However well known, the double bind is stubbornly persistent—and in some cases getting worse. Heidi Patel, managing partner of venture capital firm Rethink Impact, points out that as CEOs are expected to speak out on a wide range of social and political issues, female CEOs tend to face the highest expectations.
“Women as leaders need to perform according to all of the standard criteria, but they are also seen as the caretaker and the cultural carrier for their companies,” Patel says. “And that’s really, really hard, particularly in this moment.”
Patel’s venture capital firm invests in female-founded and -run companies, including “unicorn” startups Guild Education, Rachel Carlson’s ed tech company; Spring Health, April Koh’s mental health company; and Evidation Health, led by co-CEOs Deborah Kilpatrick and Christine Lemke. Patel also rattles off the names of several other women she admires as tech leaders, including Jennifer Tejada, CEO of software company PagerDuty; Anjali Sud, CEO of video platform Vimeo; and Michelle Zatlyn, COO and cofounder of cybersecurity company Cloudflare.

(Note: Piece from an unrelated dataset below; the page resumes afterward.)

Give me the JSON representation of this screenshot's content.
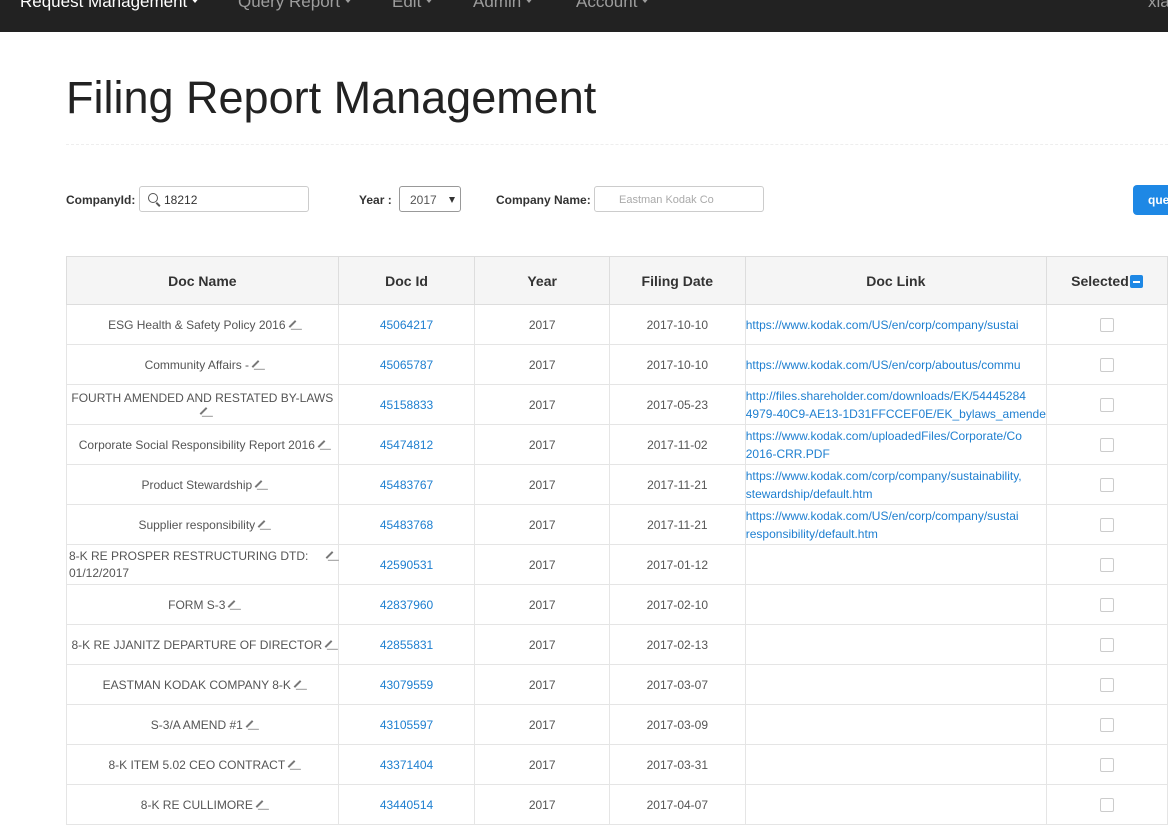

These women are relatively prominent in tech circles but are less known as gender ambassadors (if lesser known than Sandberg in general), partly because they mostly run B-to-B companies. As a result, they have less need to market broadly to consumers—and become the public faces of their companies—than the female founders of The Wing, Outdoor Voices, Away, and other now-infamous startups, for whom this strategy backfired spectacularly in recent years.
“What we’re going for is normalizing women in positions of extraordinary power and influence—and doing that in a way where you don’t need to be a pop-culture icon,” Patel says.
Strength in numbers
The double standards for women in power ultimately can’t be solved by individual female executives—even those as influential as Sheryl Sandberg. Systemically, little will change without the support of the men who still control the vast majority of Fortune 500 CEO roles, board seats at both public and private companies, and VC funding decisions. “We still don’t hold the majority of power inside the workplace—so there’s only so much we can do,” Harts points out. “I really would love to see men in power showing up and being active allies for women, when we do get into these positions.”
Despite plenty of corporate rhetoric about allyship, we’re far from this ideal world. One of the most depressing findings from Manzi’s current (not-yet-published) research is that it can be self-defeating for women to talk about sexism or workplace equity. “Women that downplay the effects of gender bias are really, really favored by men,” she says. “When you have this discourse about the need to advance women—or when we have quota policies—some men might feel a little threatened,” and choose to hire or promote women who say that sexism is solved and “nothing needs to be done.”
Still, she isn’t suggesting women shut up about the whole gender thing. Manzi goes so far as to argue that companies and boards need to impose more quotas, to increase the visibility—and the overall numbers—of leaders who are women and people of color, and to lessen the burden of representation on each individual who breaks through that persistent glass ceiling.
“We need to go beyond the tokens, and the one to three executives that we can name,” she says. “When we have a group of women, you can have the great ones and the bad ones, but everyone is going to be treated the same way—the way that we now treat men.”